Take-Home Pay in Germany
|Salary Before Tax|
|Salary After Tax||Enter salary|
Simply enter your annual or monthly income into the tax calculator above to find out how taxes in Germany affect your income. You'll then get a breakdown of your total tax liability and take-home pay.
- Salary Before Tax
- your total earnings before any taxes have been deducted. Also known as Gross Income.
- Salary After Tax
- the money you take home after all taxes and contributions have been deducted. Also known as Net Income.
Income Tax Breakdown
|Total Tax Due||Enter salary|
- Total Tax Due
- the sum of all taxes and contributions that will be deducted from your gross salary.
The deductions used in the calculator assume you are not married and have no dependants. You may pay less if tax credits or other deductions apply.
Taxation in Germany
- Income Tax
- is a progressive tax, meaning that individuals with higher wages will be taxed more than individuals with lower wages. The basic personal allowance is currently 9 984 EUR, an amount that is exempt from income tax.
- Solidarity Surcharge
- is a tax that is levied in an attempt to provide funding towards socially unifying activities or projects. If your income tax is more than 16 956 euros per year, the solidarity surcharge rate is 5.5% of your income tax.
- Pension Insurance
- is a social security tax and it represents 9.3% of your income.
- Unemployment Insurance
- is a social security tax and it represents 1.2% of your income.
- Health Insurance
- is a social security tax and it represents up to 7.3% of your income.
- Care Insurance
- is a social security tax and it represents between 1.875% and 2.375% of your income, depending on the federal state.
The information presented here is based on the fiscal regulations in Germany in 2022. Visit europa.eu for more details.
Financial Facts About Germany
The average monthly net salary in Germany is around 2 400 EUR, with a minimum income of 1 100 EUR per month. These figures place Germany on the 12th place in the list of European countries by average wage. Germany is not considered expensive compared to other European countries, the prices of food and housing being only slightly higher than the EU average. The country performs very well in many measures of well-being, ranking above the average in education, work-life balance, jobs, income, environmental quality, health, civic engagement, housing, and personal security.
Germany possesses one of the largest economies in the world and employs a social market economy. It has the largest national economy in Europe, the fourth-largest by nominal GDP in the world, and fifth by GDP. Germany has consistently been at the forefront of industrial leadership. The biggest German industries are: automotive, electrical engineering, transport and general engineering, mechanics, precision optics, and pharmaceutics.
Germany is open to immigration, being the second most popular immigration destination in the world, after the United States.
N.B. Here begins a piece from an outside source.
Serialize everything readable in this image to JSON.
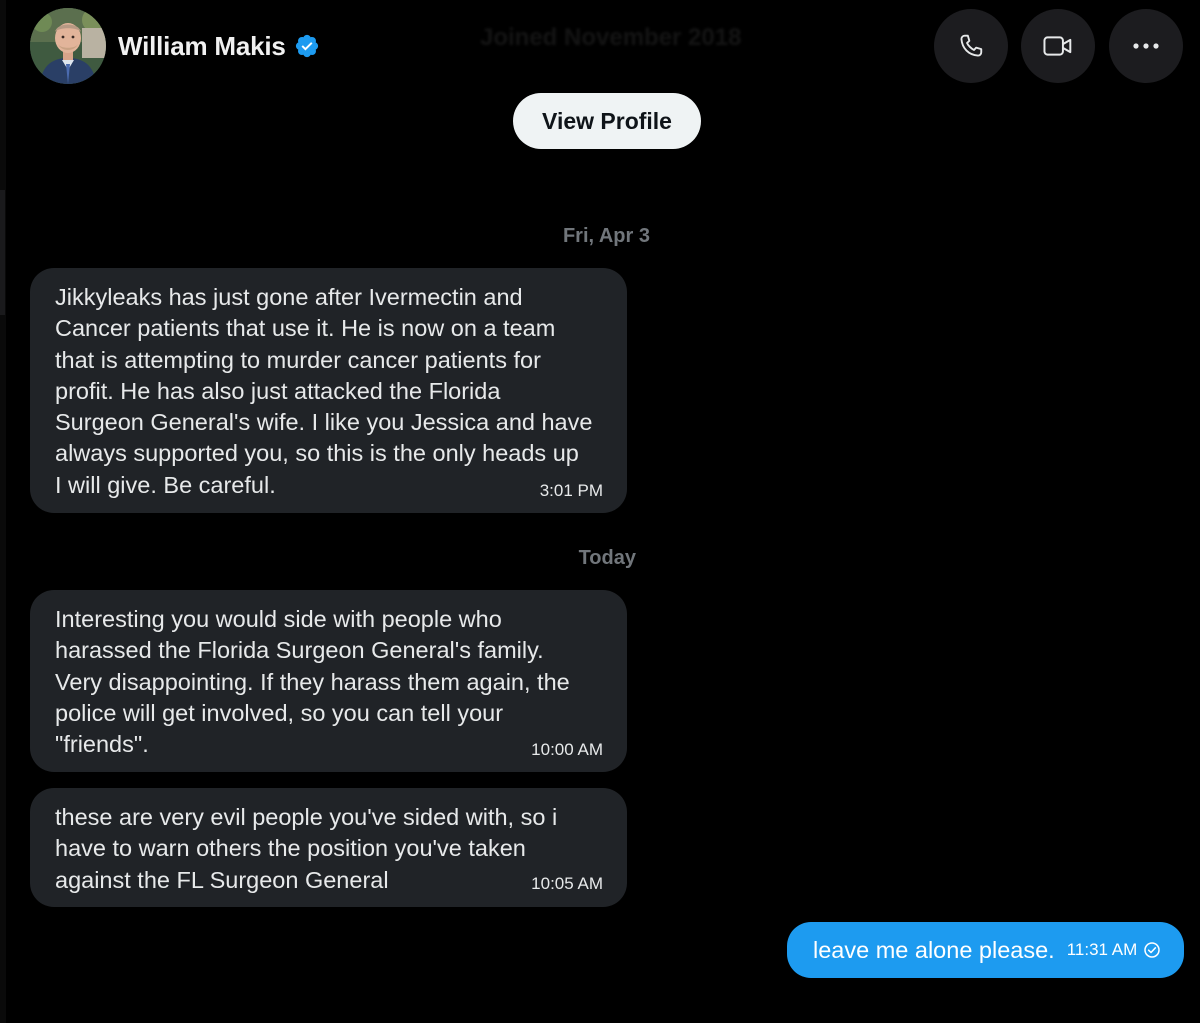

According to independent.co.uk, three out of the ten best cities for quality of living are in Germany: Munich, Dusseldorf, and Frankfurt.